Find and return every line of the data that contains the word "Tuberculous".
+++ MATERIAL SUPPLIED +++
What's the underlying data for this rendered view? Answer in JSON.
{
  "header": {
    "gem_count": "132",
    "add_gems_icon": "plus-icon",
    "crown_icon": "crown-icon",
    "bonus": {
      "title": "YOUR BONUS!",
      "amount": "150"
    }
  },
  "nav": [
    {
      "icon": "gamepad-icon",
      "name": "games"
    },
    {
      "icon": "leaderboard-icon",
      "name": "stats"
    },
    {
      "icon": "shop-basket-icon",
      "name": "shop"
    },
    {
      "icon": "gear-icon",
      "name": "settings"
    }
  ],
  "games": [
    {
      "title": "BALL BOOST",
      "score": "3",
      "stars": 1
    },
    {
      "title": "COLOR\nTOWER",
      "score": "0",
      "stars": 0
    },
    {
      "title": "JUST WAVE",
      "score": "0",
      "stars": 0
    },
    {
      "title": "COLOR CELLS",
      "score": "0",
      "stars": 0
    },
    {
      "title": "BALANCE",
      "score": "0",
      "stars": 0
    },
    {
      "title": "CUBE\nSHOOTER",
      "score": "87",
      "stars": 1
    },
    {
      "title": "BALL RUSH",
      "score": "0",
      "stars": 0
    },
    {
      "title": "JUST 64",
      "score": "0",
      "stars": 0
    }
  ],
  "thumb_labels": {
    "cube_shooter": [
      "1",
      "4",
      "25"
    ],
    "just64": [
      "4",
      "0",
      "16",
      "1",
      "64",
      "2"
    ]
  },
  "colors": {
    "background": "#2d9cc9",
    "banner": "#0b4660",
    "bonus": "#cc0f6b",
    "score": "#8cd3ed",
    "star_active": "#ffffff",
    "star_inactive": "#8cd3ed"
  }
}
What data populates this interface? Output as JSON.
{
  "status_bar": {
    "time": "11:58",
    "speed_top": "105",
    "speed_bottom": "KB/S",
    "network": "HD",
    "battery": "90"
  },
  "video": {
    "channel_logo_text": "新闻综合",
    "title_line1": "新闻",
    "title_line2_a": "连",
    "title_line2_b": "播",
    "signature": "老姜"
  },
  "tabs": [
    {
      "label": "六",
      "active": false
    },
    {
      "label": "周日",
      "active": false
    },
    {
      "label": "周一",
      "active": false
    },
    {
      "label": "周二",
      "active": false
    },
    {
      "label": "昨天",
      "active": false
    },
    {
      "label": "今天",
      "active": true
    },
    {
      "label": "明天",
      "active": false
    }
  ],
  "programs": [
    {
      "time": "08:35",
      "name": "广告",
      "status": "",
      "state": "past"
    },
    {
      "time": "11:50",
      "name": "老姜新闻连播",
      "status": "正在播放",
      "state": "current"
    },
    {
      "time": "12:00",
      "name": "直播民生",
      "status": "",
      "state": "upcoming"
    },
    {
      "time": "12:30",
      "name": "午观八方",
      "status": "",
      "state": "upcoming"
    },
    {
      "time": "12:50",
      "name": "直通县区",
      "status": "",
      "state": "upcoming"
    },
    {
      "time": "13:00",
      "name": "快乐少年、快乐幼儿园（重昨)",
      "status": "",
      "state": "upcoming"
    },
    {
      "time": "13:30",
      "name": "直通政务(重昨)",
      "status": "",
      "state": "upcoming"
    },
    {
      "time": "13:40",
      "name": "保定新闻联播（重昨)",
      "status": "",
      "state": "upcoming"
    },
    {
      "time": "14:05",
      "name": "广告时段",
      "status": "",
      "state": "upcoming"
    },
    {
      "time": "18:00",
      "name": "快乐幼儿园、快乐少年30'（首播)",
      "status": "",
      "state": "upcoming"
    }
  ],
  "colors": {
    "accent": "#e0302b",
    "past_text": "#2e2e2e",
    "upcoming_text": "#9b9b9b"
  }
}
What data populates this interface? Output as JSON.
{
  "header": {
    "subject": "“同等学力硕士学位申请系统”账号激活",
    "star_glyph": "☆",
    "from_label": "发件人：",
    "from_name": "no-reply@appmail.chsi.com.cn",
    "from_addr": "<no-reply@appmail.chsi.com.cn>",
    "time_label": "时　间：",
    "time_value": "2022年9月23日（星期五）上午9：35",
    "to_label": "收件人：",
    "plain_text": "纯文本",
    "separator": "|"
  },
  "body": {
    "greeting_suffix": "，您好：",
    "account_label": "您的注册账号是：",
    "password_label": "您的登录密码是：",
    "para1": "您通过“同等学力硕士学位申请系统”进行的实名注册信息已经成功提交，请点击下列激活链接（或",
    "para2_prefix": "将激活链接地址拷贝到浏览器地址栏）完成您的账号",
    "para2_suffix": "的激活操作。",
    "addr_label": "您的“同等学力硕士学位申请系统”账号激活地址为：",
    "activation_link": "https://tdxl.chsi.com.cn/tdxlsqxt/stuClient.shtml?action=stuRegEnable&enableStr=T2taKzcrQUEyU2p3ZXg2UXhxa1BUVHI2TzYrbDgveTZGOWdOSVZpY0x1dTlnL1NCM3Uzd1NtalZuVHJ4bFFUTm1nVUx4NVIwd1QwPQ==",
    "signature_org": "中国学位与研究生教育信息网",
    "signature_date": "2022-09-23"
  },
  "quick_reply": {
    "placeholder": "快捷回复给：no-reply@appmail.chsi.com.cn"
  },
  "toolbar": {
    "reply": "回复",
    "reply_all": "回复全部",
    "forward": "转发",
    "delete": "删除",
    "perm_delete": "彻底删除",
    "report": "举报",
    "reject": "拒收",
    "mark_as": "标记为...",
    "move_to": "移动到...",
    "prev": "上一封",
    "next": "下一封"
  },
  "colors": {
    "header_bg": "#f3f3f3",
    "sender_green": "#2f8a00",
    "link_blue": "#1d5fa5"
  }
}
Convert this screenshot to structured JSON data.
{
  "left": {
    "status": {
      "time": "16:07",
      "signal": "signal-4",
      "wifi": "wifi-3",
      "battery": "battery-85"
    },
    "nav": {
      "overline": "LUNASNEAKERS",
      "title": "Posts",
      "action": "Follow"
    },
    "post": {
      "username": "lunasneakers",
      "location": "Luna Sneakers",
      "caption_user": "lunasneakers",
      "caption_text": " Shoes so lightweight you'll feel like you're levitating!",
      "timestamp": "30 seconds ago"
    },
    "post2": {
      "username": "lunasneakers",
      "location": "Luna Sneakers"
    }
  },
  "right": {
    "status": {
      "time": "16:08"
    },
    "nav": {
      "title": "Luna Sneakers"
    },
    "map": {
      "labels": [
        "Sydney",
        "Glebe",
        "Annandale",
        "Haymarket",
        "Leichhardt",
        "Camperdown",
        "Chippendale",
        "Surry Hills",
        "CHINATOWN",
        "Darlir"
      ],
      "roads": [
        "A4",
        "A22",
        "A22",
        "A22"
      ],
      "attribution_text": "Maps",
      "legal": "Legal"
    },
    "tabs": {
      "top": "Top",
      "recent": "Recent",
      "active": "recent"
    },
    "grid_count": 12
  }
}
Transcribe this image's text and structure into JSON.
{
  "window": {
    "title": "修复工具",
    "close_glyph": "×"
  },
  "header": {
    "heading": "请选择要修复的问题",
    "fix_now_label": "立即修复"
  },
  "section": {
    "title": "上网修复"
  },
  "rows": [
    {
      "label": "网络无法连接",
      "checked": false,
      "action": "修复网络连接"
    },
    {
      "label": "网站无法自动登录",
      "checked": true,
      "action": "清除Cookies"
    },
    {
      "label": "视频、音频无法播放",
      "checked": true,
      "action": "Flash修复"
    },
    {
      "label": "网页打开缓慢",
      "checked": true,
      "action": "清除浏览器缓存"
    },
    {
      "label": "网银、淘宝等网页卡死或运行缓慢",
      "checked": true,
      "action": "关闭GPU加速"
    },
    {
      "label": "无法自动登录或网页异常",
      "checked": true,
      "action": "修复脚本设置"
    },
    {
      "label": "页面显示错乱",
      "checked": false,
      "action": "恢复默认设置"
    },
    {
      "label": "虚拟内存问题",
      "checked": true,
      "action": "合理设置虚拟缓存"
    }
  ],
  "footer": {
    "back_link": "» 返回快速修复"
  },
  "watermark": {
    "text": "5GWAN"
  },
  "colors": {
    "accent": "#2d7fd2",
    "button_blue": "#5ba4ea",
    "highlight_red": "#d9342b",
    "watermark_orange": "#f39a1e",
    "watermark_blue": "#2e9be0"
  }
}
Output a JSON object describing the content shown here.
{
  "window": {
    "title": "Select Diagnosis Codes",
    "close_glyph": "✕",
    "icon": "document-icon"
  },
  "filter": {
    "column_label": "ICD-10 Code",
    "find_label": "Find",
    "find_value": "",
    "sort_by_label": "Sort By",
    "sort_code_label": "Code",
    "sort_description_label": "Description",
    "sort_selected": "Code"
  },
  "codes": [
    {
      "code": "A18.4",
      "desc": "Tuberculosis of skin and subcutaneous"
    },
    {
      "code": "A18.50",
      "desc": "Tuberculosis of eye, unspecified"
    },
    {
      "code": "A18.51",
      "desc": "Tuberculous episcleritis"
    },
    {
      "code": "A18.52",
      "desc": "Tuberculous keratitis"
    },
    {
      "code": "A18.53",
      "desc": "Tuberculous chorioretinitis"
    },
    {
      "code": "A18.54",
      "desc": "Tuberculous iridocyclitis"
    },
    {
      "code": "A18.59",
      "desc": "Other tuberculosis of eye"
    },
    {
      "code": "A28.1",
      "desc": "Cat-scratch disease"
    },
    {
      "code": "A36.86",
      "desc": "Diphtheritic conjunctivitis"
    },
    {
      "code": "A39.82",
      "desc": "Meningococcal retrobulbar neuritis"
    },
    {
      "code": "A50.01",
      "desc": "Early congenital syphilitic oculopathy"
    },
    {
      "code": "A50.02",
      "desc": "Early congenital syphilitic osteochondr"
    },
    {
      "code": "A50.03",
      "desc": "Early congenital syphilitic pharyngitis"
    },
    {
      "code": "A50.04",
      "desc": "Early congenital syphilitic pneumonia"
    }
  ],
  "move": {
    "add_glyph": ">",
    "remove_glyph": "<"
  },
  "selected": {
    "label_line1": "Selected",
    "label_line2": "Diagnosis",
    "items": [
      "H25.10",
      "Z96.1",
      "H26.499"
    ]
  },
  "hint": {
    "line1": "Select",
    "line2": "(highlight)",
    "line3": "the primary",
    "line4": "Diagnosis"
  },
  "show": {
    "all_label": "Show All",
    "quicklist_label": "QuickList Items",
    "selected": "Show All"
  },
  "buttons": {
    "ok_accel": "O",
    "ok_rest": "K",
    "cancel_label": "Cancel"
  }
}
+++
# RESPONSE TO THIS EXERCISE
      "desc": "Tuberculous episcleritis"
      "desc": "Tuberculous keratitis"
      "desc": "Tuberculous chorioretinitis"
      "desc": "Tuberculous iridocyclitis"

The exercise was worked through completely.